*** AVAILABLE DATA Section Begins ***
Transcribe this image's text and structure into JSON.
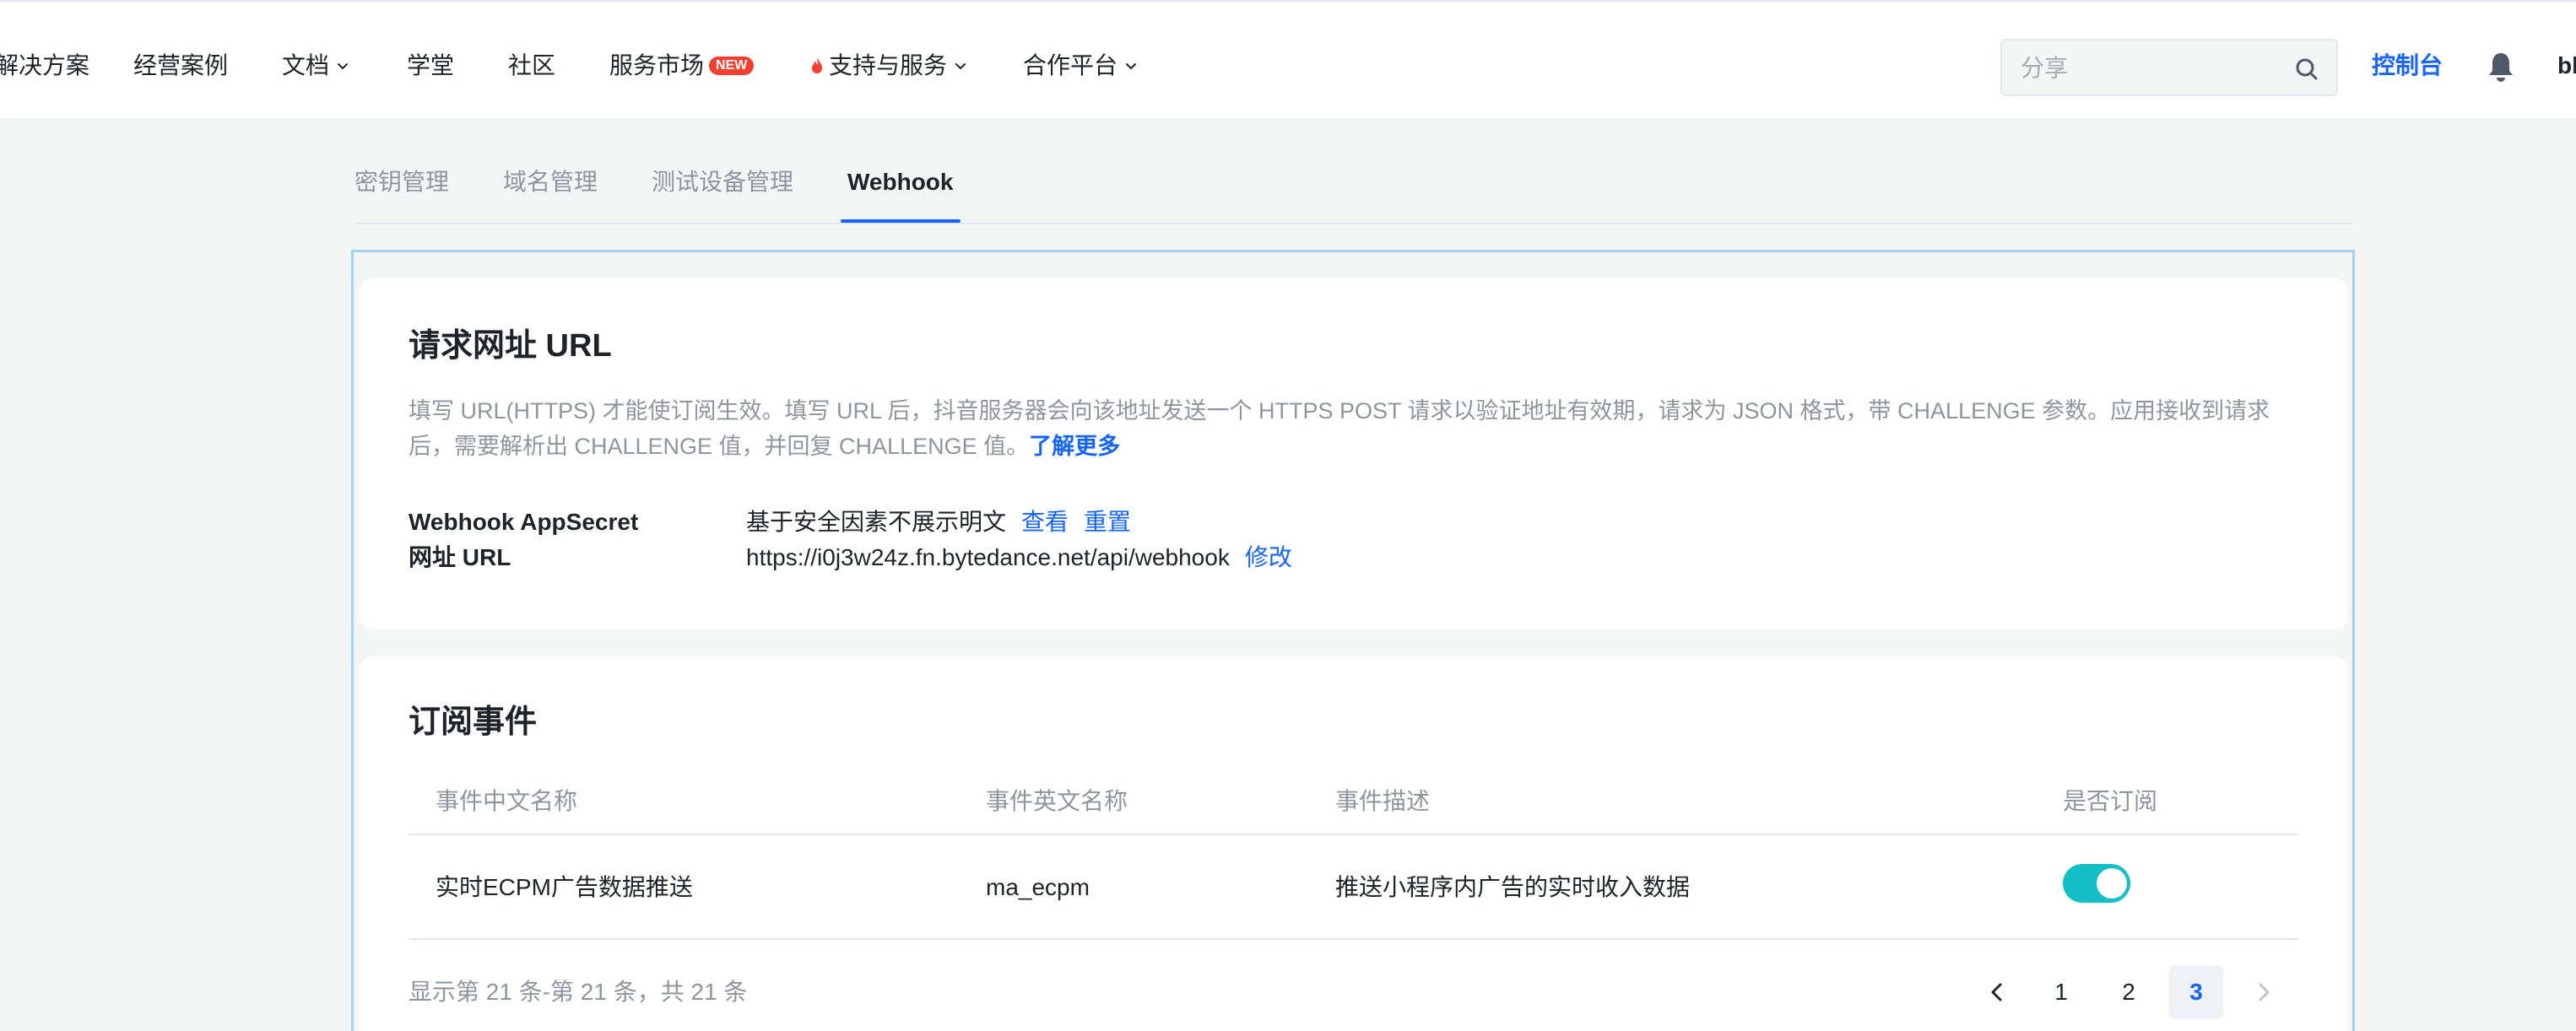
{
  "nav": {
    "items": [
      {
        "label": "解决方案",
        "has_dropdown": false
      },
      {
        "label": "经营案例",
        "has_dropdown": false
      },
      {
        "label": "文档",
        "has_dropdown": true
      },
      {
        "label": "学堂",
        "has_dropdown": false
      },
      {
        "label": "社区",
        "has_dropdown": false
      },
      {
        "label": "服务市场",
        "badge": "NEW",
        "has_dropdown": false
      },
      {
        "label": "支持与服务",
        "has_dropdown": true,
        "icon": "fire-icon"
      },
      {
        "label": "合作平台",
        "has_dropdown": true
      }
    ],
    "search_placeholder": "分享",
    "console_label": "控制台",
    "user_name": "bl"
  },
  "tabs": [
    {
      "label": "密钥管理",
      "active": false
    },
    {
      "label": "域名管理",
      "active": false
    },
    {
      "label": "测试设备管理",
      "active": false
    },
    {
      "label": "Webhook",
      "active": true
    }
  ],
  "url_card": {
    "title": "请求网址 URL",
    "description": "填写 URL(HTTPS) 才能使订阅生效。填写 URL 后，抖音服务器会向该地址发送一个 HTTPS POST 请求以验证地址有效期，请求为 JSON 格式，带 CHALLENGE 参数。应用接收到请求后，需要解析出 CHALLENGE 值，并回复 CHALLENGE 值。",
    "learn_more": "了解更多",
    "secret_label": "Webhook AppSecret",
    "secret_value": "基于安全因素不展示明文",
    "view_link": "查看",
    "reset_link": "重置",
    "url_label": "网址 URL",
    "url_value": "https://i0j3w24z.fn.bytedance.net/api/webhook",
    "edit_link": "修改"
  },
  "events_card": {
    "title": "订阅事件",
    "columns": [
      "事件中文名称",
      "事件英文名称",
      "事件描述",
      "是否订阅"
    ],
    "rows": [
      {
        "cn_name": "实时ECPM广告数据推送",
        "en_name": "ma_ecpm",
        "description": "推送小程序内广告的实时收入数据",
        "subscribed": true
      }
    ],
    "pagination": {
      "info": "显示第 21 条-第 21 条，共 21 条",
      "pages": [
        "1",
        "2",
        "3"
      ],
      "current": "3"
    }
  },
  "colors": {
    "accent": "#1664ff",
    "toggle_on": "#14c0c6",
    "badge_red": "#f5402f",
    "panel_border": "#a3d2f5"
  }
}
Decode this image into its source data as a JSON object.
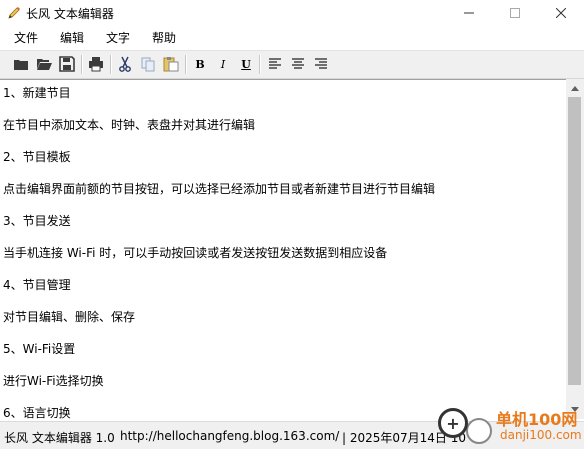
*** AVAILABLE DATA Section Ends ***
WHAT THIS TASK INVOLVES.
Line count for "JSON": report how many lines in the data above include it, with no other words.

RESULT.
3